**Given records:**
BEGIN
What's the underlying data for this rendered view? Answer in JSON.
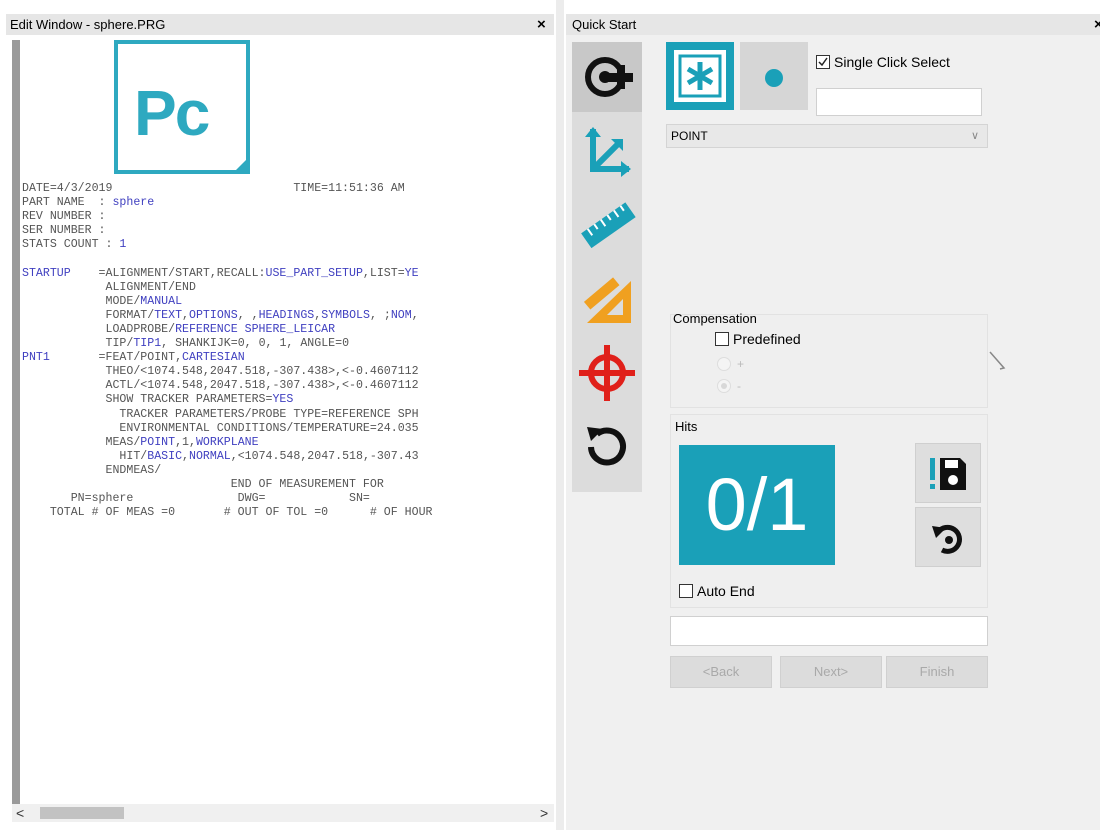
{
  "edit_window": {
    "title": "Edit Window - sphere.PRG",
    "close": "×",
    "logo_text": "Pc",
    "lines": [
      [
        {
          "t": "DATE=4/3/2019                          TIME=11:51:36 AM"
        }
      ],
      [
        {
          "t": "PART NAME  : "
        },
        {
          "t": "sphere",
          "c": "b"
        }
      ],
      [
        {
          "t": "REV NUMBER :"
        }
      ],
      [
        {
          "t": "SER NUMBER :"
        }
      ],
      [
        {
          "t": "STATS COUNT : "
        },
        {
          "t": "1",
          "c": "b"
        }
      ],
      [
        {
          "t": ""
        }
      ],
      [
        {
          "t": "STARTUP",
          "c": "b"
        },
        {
          "t": "    =ALIGNMENT/START,RECALL:"
        },
        {
          "t": "USE_PART_SETUP",
          "c": "b"
        },
        {
          "t": ",LIST="
        },
        {
          "t": "YE",
          "c": "b"
        }
      ],
      [
        {
          "t": "            ALIGNMENT/END"
        }
      ],
      [
        {
          "t": "            MODE/"
        },
        {
          "t": "MANUAL",
          "c": "b"
        }
      ],
      [
        {
          "t": "            FORMAT/"
        },
        {
          "t": "TEXT",
          "c": "b"
        },
        {
          "t": ","
        },
        {
          "t": "OPTIONS",
          "c": "b"
        },
        {
          "t": ", ,"
        },
        {
          "t": "HEADINGS",
          "c": "b"
        },
        {
          "t": ","
        },
        {
          "t": "SYMBOLS",
          "c": "b"
        },
        {
          "t": ", ;"
        },
        {
          "t": "NOM",
          "c": "b"
        },
        {
          "t": ","
        }
      ],
      [
        {
          "t": "            LOADPROBE/"
        },
        {
          "t": "REFERENCE SPHERE_LEICAR",
          "c": "b"
        }
      ],
      [
        {
          "t": "            TIP/"
        },
        {
          "t": "TIP1",
          "c": "b"
        },
        {
          "t": ", SHANKIJK=0, 0, 1, ANGLE=0"
        }
      ],
      [
        {
          "t": "PNT1",
          "c": "b"
        },
        {
          "t": "       =FEAT/POINT,"
        },
        {
          "t": "CARTESIAN",
          "c": "b"
        }
      ],
      [
        {
          "t": "            THEO/<1074.548,2047.518,-307.438>,<-0.4607112"
        }
      ],
      [
        {
          "t": "            ACTL/<1074.548,2047.518,-307.438>,<-0.4607112"
        }
      ],
      [
        {
          "t": "            SHOW TRACKER PARAMETERS="
        },
        {
          "t": "YES",
          "c": "b"
        }
      ],
      [
        {
          "t": "              TRACKER PARAMETERS/PROBE TYPE=REFERENCE SPH"
        }
      ],
      [
        {
          "t": "              ENVIRONMENTAL CONDITIONS/TEMPERATURE=24.035"
        }
      ],
      [
        {
          "t": "            MEAS/"
        },
        {
          "t": "POINT",
          "c": "b"
        },
        {
          "t": ",1,"
        },
        {
          "t": "WORKPLANE",
          "c": "b"
        }
      ],
      [
        {
          "t": "              HIT/"
        },
        {
          "t": "BASIC",
          "c": "b"
        },
        {
          "t": ","
        },
        {
          "t": "NORMAL",
          "c": "b"
        },
        {
          "t": ",<1074.548,2047.518,-307.43"
        }
      ],
      [
        {
          "t": "            ENDMEAS/"
        }
      ],
      [
        {
          "t": "                              END OF MEASUREMENT FOR"
        }
      ],
      [
        {
          "t": "       PN=sphere               DWG=            SN="
        }
      ],
      [
        {
          "t": "    TOTAL # OF MEAS =0       # OUT OF TOL =0      # OF HOUR"
        }
      ]
    ],
    "scroll_left": "<",
    "scroll_right": ">"
  },
  "quick_start": {
    "title": "Quick Start",
    "close": "×",
    "single_click_select": "Single Click Select",
    "single_click_checked": true,
    "feature_type": "POINT",
    "compensation": {
      "label": "Compensation",
      "predefined": "Predefined",
      "plus": "+",
      "minus": "-"
    },
    "hits": {
      "label": "Hits",
      "count": "0/1",
      "auto_end": "Auto End"
    },
    "nav": {
      "back": "<Back",
      "next": "Next>",
      "finish": "Finish"
    },
    "tools": [
      "probe-icon",
      "alignment-icon",
      "dimension-ruler-icon",
      "construct-icon",
      "crosshair-icon",
      "reset-icon"
    ],
    "colors": {
      "accent": "#1aa0b8",
      "orange": "#f0a020",
      "red": "#e0201a"
    }
  }
}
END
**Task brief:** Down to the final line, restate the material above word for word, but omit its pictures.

**Answer section:**
What's the underlying data for this rendered view? Answer in JSON.
{
  "edit_window": {
    "title": "Edit Window - sphere.PRG",
    "close": "×",
    "logo_text": "Pc",
    "lines": [
      [
        {
          "t": "DATE=4/3/2019                          TIME=11:51:36 AM"
        }
      ],
      [
        {
          "t": "PART NAME  : "
        },
        {
          "t": "sphere",
          "c": "b"
        }
      ],
      [
        {
          "t": "REV NUMBER :"
        }
      ],
      [
        {
          "t": "SER NUMBER :"
        }
      ],
      [
        {
          "t": "STATS COUNT : "
        },
        {
          "t": "1",
          "c": "b"
        }
      ],
      [
        {
          "t": ""
        }
      ],
      [
        {
          "t": "STARTUP",
          "c": "b"
        },
        {
          "t": "    =ALIGNMENT/START,RECALL:"
        },
        {
          "t": "USE_PART_SETUP",
          "c": "b"
        },
        {
          "t": ",LIST="
        },
        {
          "t": "YE",
          "c": "b"
        }
      ],
      [
        {
          "t": "            ALIGNMENT/END"
        }
      ],
      [
        {
          "t": "            MODE/"
        },
        {
          "t": "MANUAL",
          "c": "b"
        }
      ],
      [
        {
          "t": "            FORMAT/"
        },
        {
          "t": "TEXT",
          "c": "b"
        },
        {
          "t": ","
        },
        {
          "t": "OPTIONS",
          "c": "b"
        },
        {
          "t": ", ,"
        },
        {
          "t": "HEADINGS",
          "c": "b"
        },
        {
          "t": ","
        },
        {
          "t": "SYMBOLS",
          "c": "b"
        },
        {
          "t": ", ;"
        },
        {
          "t": "NOM",
          "c": "b"
        },
        {
          "t": ","
        }
      ],
      [
        {
          "t": "            LOADPROBE/"
        },
        {
          "t": "REFERENCE SPHERE_LEICAR",
          "c": "b"
        }
      ],
      [
        {
          "t": "            TIP/"
        },
        {
          "t": "TIP1",
          "c": "b"
        },
        {
          "t": ", SHANKIJK=0, 0, 1, ANGLE=0"
        }
      ],
      [
        {
          "t": "PNT1",
          "c": "b"
        },
        {
          "t": "       =FEAT/POINT,"
        },
        {
          "t": "CARTESIAN",
          "c": "b"
        }
      ],
      [
        {
          "t": "            THEO/<1074.548,2047.518,-307.438>,<-0.4607112"
        }
      ],
      [
        {
          "t": "            ACTL/<1074.548,2047.518,-307.438>,<-0.4607112"
        }
      ],
      [
        {
          "t": "            SHOW TRACKER PARAMETERS="
        },
        {
          "t": "YES",
          "c": "b"
        }
      ],
      [
        {
          "t": "              TRACKER PARAMETERS/PROBE TYPE=REFERENCE SPH"
        }
      ],
      [
        {
          "t": "              ENVIRONMENTAL CONDITIONS/TEMPERATURE=24.035"
        }
      ],
      [
        {
          "t": "            MEAS/"
        },
        {
          "t": "POINT",
          "c": "b"
        },
        {
          "t": ",1,"
        },
        {
          "t": "WORKPLANE",
          "c": "b"
        }
      ],
      [
        {
          "t": "              HIT/"
        },
        {
          "t": "BASIC",
          "c": "b"
        },
        {
          "t": ","
        },
        {
          "t": "NORMAL",
          "c": "b"
        },
        {
          "t": ",<1074.548,2047.518,-307.43"
        }
      ],
      [
        {
          "t": "            ENDMEAS/"
        }
      ],
      [
        {
          "t": "                              END OF MEASUREMENT FOR"
        }
      ],
      [
        {
          "t": "       PN=sphere               DWG=            SN="
        }
      ],
      [
        {
          "t": "    TOTAL # OF MEAS =0       # OUT OF TOL =0      # OF HOUR"
        }
      ]
    ],
    "scroll_left": "<",
    "scroll_right": ">"
  },
  "quick_start": {
    "title": "Quick Start",
    "close": "×",
    "single_click_select": "Single Click Select",
    "single_click_checked": true,
    "feature_type": "POINT",
    "compensation": {
      "label": "Compensation",
      "predefined": "Predefined",
      "plus": "+",
      "minus": "-"
    },
    "hits": {
      "label": "Hits",
      "count": "0/1",
      "auto_end": "Auto End"
    },
    "nav": {
      "back": "<Back",
      "next": "Next>",
      "finish": "Finish"
    },
    "tools": [
      "probe-icon",
      "alignment-icon",
      "dimension-ruler-icon",
      "construct-icon",
      "crosshair-icon",
      "reset-icon"
    ],
    "colors": {
      "accent": "#1aa0b8",
      "orange": "#f0a020",
      "red": "#e0201a"
    }
  }
}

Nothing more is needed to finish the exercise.